Margaret River in WA, famed for its wine, is about to become famous for another reason: warning coastal dwellers what they may have to cope with under global warming.
A fossil coral reef, lying several metres above today's high tide mark at Foul Bay near Margaret River, points to the high point of the last major sea level rise.
Investigators from the ARC Centre of Excellence for Coral Reef Studies (CoECRS) consider the reef the most southerly coral reef yet known is a harbinger of what could happen again as global CO2 levels and temperatures rise during the 21st century.
"We've dated the reef to about 128-125,000 years ago, right in the middle of the last interglacial, or the last period of global warming before our most recent ice age," says Professor Malcolm McCulloch, deputy director of CoECRS and an earth scientist at The Australian National University.
"The reef lies about 2.5 metres above the current high tide zone, which means that for it to survive and grow, sea levels would have had to be at least 3 to 4 metres higher than at present.
"There is some evidence still controversial that sea levels may briefly have been as much as 6 metres higher."
The coastline of WA, being geologically stable, has a number of both living and fossil coral reefs along it, the results of the Leeuwin current bringing coral larvae down from Indonesia and northern Australia over many tens of thousands of years. Together these reefs indicate what occurred during the last big sea level rise.
"At the time when this reef grew we know that atmospheric CO2 levels were high, climate had warmed, that the northern icesheets had melted significantly and that sea levels rose - before dropping by around 130 metres again as the ice-age returned and locked up water," Prof. McCulloch says.

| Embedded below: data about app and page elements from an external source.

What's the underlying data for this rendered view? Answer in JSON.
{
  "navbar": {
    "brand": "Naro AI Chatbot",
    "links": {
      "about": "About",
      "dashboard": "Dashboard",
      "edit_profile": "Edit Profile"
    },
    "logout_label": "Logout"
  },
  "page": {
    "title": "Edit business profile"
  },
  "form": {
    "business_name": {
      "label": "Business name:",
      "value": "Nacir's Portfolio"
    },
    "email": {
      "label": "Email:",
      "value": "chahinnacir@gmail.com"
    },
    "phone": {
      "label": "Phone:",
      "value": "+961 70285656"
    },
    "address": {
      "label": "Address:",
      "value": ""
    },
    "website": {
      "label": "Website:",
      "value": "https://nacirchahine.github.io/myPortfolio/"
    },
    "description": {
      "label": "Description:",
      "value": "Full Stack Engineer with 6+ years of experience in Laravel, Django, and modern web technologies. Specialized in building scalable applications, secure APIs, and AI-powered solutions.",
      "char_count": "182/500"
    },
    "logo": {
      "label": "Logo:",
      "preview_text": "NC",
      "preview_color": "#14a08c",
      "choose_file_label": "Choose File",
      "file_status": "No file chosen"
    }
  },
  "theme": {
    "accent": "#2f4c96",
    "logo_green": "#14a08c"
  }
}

"Water temperatures off Margaret River would then have been more like water temperatures off Geraldton today, allowing the corals to
Contact: Professor Malcolm McCulloch
ARC Centre of Excellence in Coral Reef Studies